[Exercise input — start]

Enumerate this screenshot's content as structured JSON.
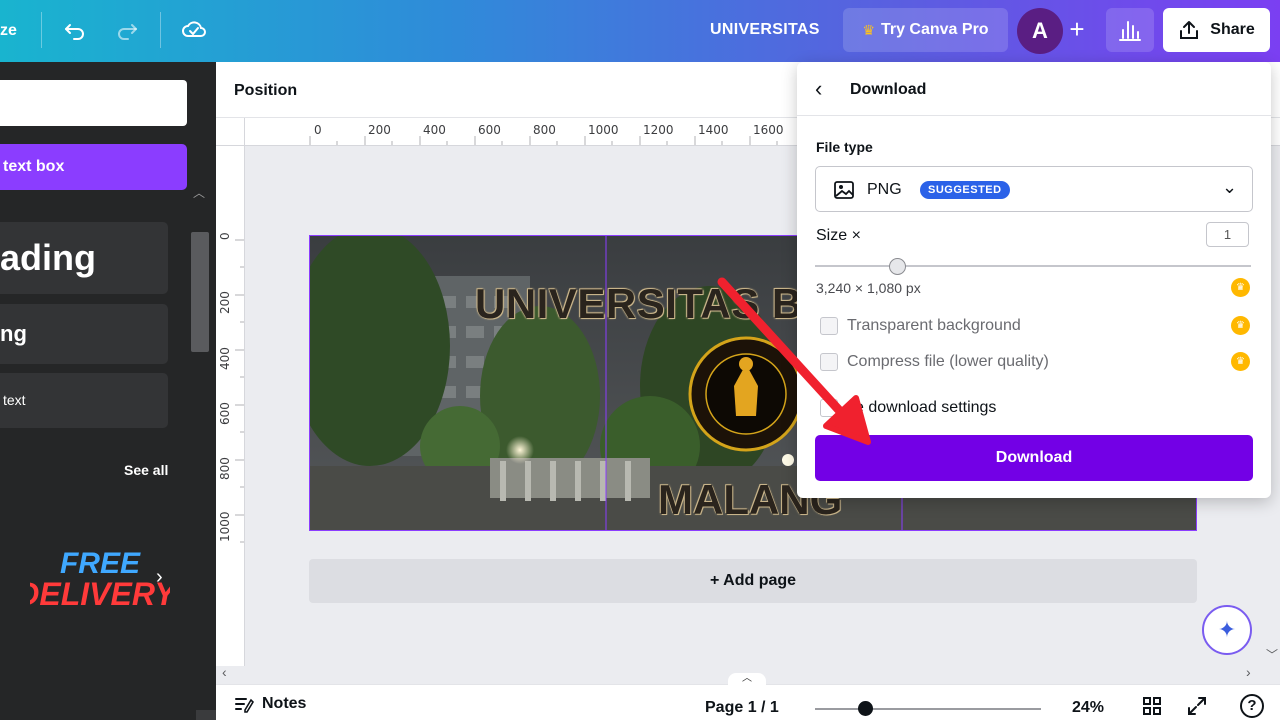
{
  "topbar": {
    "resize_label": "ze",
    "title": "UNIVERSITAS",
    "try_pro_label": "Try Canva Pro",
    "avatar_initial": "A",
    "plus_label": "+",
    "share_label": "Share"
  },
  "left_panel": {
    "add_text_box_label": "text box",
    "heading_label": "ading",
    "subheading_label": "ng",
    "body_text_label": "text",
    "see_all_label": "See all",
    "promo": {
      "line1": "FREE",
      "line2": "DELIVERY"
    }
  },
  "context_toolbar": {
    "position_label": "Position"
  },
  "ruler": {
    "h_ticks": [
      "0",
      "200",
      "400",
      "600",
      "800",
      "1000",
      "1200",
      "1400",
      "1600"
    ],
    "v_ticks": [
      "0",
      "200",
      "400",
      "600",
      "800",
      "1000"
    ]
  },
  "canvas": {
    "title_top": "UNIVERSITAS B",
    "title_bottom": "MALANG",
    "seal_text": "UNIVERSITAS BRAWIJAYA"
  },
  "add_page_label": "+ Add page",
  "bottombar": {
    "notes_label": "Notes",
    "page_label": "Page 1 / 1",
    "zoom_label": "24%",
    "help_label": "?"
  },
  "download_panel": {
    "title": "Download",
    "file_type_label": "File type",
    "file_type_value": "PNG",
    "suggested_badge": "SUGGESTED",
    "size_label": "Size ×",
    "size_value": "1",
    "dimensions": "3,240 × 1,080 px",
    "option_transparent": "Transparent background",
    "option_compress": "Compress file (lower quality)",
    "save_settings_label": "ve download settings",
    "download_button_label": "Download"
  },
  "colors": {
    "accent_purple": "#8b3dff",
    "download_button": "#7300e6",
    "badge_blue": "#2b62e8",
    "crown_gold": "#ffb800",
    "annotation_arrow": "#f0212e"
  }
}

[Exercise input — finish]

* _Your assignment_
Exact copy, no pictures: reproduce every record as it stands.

* _Exercise answer_
Enumerate this screenshot's content as structured JSON.
{
  "topbar": {
    "resize_label": "ze",
    "title": "UNIVERSITAS",
    "try_pro_label": "Try Canva Pro",
    "avatar_initial": "A",
    "plus_label": "+",
    "share_label": "Share"
  },
  "left_panel": {
    "add_text_box_label": "text box",
    "heading_label": "ading",
    "subheading_label": "ng",
    "body_text_label": "text",
    "see_all_label": "See all",
    "promo": {
      "line1": "FREE",
      "line2": "DELIVERY"
    }
  },
  "context_toolbar": {
    "position_label": "Position"
  },
  "ruler": {
    "h_ticks": [
      "0",
      "200",
      "400",
      "600",
      "800",
      "1000",
      "1200",
      "1400",
      "1600"
    ],
    "v_ticks": [
      "0",
      "200",
      "400",
      "600",
      "800",
      "1000"
    ]
  },
  "canvas": {
    "title_top": "UNIVERSITAS B",
    "title_bottom": "MALANG",
    "seal_text": "UNIVERSITAS BRAWIJAYA"
  },
  "add_page_label": "+ Add page",
  "bottombar": {
    "notes_label": "Notes",
    "page_label": "Page 1 / 1",
    "zoom_label": "24%",
    "help_label": "?"
  },
  "download_panel": {
    "title": "Download",
    "file_type_label": "File type",
    "file_type_value": "PNG",
    "suggested_badge": "SUGGESTED",
    "size_label": "Size ×",
    "size_value": "1",
    "dimensions": "3,240 × 1,080 px",
    "option_transparent": "Transparent background",
    "option_compress": "Compress file (lower quality)",
    "save_settings_label": "ve download settings",
    "download_button_label": "Download"
  },
  "colors": {
    "accent_purple": "#8b3dff",
    "download_button": "#7300e6",
    "badge_blue": "#2b62e8",
    "crown_gold": "#ffb800",
    "annotation_arrow": "#f0212e"
  }
}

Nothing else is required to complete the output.